(PROVIDED DATA):
>>>>

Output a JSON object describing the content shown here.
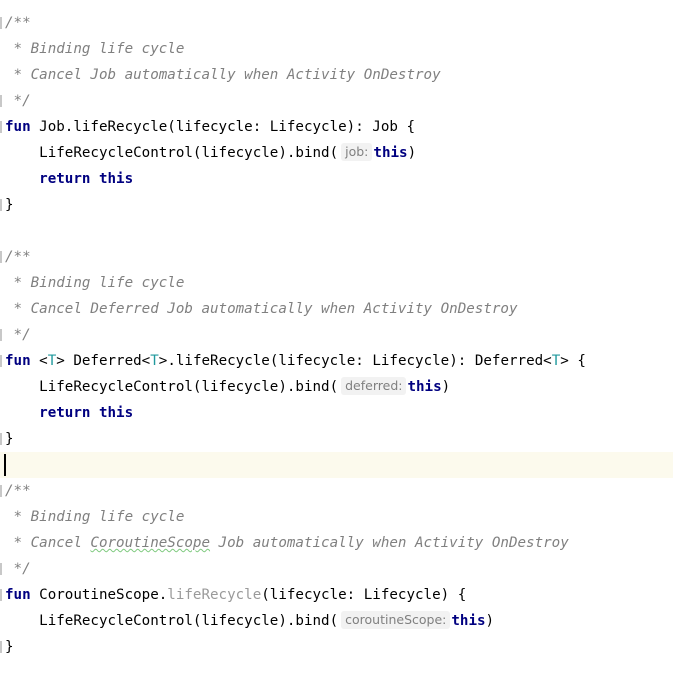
{
  "editor": {
    "blocks": [
      {
        "comment_open": "/**",
        "comment_line1": " * Binding life cycle",
        "comment_line2_prefix": " * Cancel ",
        "comment_line2_word": "",
        "comment_line2_suffix": "Job automatically when Activity OnDestroy",
        "comment_close": " */",
        "kw_fun": "fun",
        "signature_plain_before": " Job.lifeRecycle(lifecycle: Lifecycle): Job {",
        "call_text": "    LifeRecycleControl(lifecycle).bind(",
        "hint_label": "job:",
        "kw_this": "this",
        "call_close": ")",
        "kw_return": "return",
        "close_brace": "}"
      },
      {
        "comment_open": "/**",
        "comment_line1": " * Binding life cycle",
        "comment_line2_prefix": " * Cancel ",
        "comment_line2_word": "",
        "comment_line2_suffix": "Deferred Job automatically when Activity OnDestroy",
        "comment_close": " */",
        "kw_fun": "fun",
        "sig_lt": " <",
        "type_param": "T",
        "sig_mid1": "> Deferred<",
        "sig_mid2": ">.lifeRecycle(lifecycle: Lifecycle): Deferred<",
        "sig_end": "> {",
        "call_text": "    LifeRecycleControl(lifecycle).bind(",
        "hint_label": "deferred:",
        "kw_this": "this",
        "call_close": ")",
        "kw_return": "return",
        "close_brace": "}"
      },
      {
        "comment_open": "/**",
        "comment_line1": " * Binding life cycle",
        "comment_line2_prefix": " * Cancel ",
        "comment_line2_word": "CoroutineScope",
        "comment_line2_suffix": " Job automatically when Activity OnDestroy",
        "comment_close": " */",
        "kw_fun": "fun",
        "sig_receiver": " CoroutineScope.",
        "sig_ext_name": "lifeRecycle",
        "sig_rest": "(lifecycle: Lifecycle) {",
        "call_text": "    LifeRecycleControl(lifecycle).bind(",
        "hint_label": "coroutineScope:",
        "kw_this": "this",
        "call_close": ")",
        "close_brace": "}"
      }
    ],
    "colors": {
      "keyword": "#000080",
      "comment": "#808080",
      "type_param": "#20999d",
      "extension_fn": "#9a9a9a",
      "current_line": "#fcfaed"
    }
  }
}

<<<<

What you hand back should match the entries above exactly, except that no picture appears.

Output a JSON object describing the content shown here.
{
  "editor": {
    "blocks": [
      {
        "comment_open": "/**",
        "comment_line1": " * Binding life cycle",
        "comment_line2_prefix": " * Cancel ",
        "comment_line2_word": "",
        "comment_line2_suffix": "Job automatically when Activity OnDestroy",
        "comment_close": " */",
        "kw_fun": "fun",
        "signature_plain_before": " Job.lifeRecycle(lifecycle: Lifecycle): Job {",
        "call_text": "    LifeRecycleControl(lifecycle).bind(",
        "hint_label": "job:",
        "kw_this": "this",
        "call_close": ")",
        "kw_return": "return",
        "close_brace": "}"
      },
      {
        "comment_open": "/**",
        "comment_line1": " * Binding life cycle",
        "comment_line2_prefix": " * Cancel ",
        "comment_line2_word": "",
        "comment_line2_suffix": "Deferred Job automatically when Activity OnDestroy",
        "comment_close": " */",
        "kw_fun": "fun",
        "sig_lt": " <",
        "type_param": "T",
        "sig_mid1": "> Deferred<",
        "sig_mid2": ">.lifeRecycle(lifecycle: Lifecycle): Deferred<",
        "sig_end": "> {",
        "call_text": "    LifeRecycleControl(lifecycle).bind(",
        "hint_label": "deferred:",
        "kw_this": "this",
        "call_close": ")",
        "kw_return": "return",
        "close_brace": "}"
      },
      {
        "comment_open": "/**",
        "comment_line1": " * Binding life cycle",
        "comment_line2_prefix": " * Cancel ",
        "comment_line2_word": "CoroutineScope",
        "comment_line2_suffix": " Job automatically when Activity OnDestroy",
        "comment_close": " */",
        "kw_fun": "fun",
        "sig_receiver": " CoroutineScope.",
        "sig_ext_name": "lifeRecycle",
        "sig_rest": "(lifecycle: Lifecycle) {",
        "call_text": "    LifeRecycleControl(lifecycle).bind(",
        "hint_label": "coroutineScope:",
        "kw_this": "this",
        "call_close": ")",
        "close_brace": "}"
      }
    ],
    "colors": {
      "keyword": "#000080",
      "comment": "#808080",
      "type_param": "#20999d",
      "extension_fn": "#9a9a9a",
      "current_line": "#fcfaed"
    }
  }
}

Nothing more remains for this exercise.